Exercise details.
Copy out each line of the entries where the word "heading" is present.

Dataset.
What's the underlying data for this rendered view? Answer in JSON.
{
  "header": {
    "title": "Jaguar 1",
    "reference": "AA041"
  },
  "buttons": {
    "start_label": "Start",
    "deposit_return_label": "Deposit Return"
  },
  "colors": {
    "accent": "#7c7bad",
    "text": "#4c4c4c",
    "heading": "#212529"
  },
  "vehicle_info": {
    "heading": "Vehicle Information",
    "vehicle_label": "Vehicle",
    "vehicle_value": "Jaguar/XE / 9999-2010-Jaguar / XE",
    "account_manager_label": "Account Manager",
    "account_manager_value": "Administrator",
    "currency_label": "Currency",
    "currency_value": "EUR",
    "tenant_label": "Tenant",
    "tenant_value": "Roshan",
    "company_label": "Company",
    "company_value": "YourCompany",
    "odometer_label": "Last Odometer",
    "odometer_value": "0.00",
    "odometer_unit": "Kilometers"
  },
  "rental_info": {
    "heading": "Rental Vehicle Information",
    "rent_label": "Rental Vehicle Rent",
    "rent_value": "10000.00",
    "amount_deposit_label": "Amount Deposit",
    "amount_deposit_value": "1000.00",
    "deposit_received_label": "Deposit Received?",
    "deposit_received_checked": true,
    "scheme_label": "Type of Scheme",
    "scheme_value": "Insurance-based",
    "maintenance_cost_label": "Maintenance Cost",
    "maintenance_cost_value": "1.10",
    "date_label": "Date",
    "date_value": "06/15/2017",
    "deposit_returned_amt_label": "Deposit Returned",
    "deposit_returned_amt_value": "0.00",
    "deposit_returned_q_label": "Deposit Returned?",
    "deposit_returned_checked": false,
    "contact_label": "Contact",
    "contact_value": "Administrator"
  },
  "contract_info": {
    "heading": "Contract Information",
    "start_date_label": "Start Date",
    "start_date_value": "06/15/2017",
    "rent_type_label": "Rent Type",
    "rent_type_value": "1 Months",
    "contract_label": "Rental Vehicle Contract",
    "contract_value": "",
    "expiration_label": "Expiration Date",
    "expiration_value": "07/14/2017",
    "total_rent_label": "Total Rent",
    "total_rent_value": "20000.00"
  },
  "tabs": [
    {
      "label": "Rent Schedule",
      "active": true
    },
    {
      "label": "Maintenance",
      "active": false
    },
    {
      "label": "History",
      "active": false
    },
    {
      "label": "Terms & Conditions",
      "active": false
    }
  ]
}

Finished task.
    "heading": "#212529"
    "heading": "Vehicle Information",
    "heading": "Rental Vehicle Information",
    "heading": "Contract Information",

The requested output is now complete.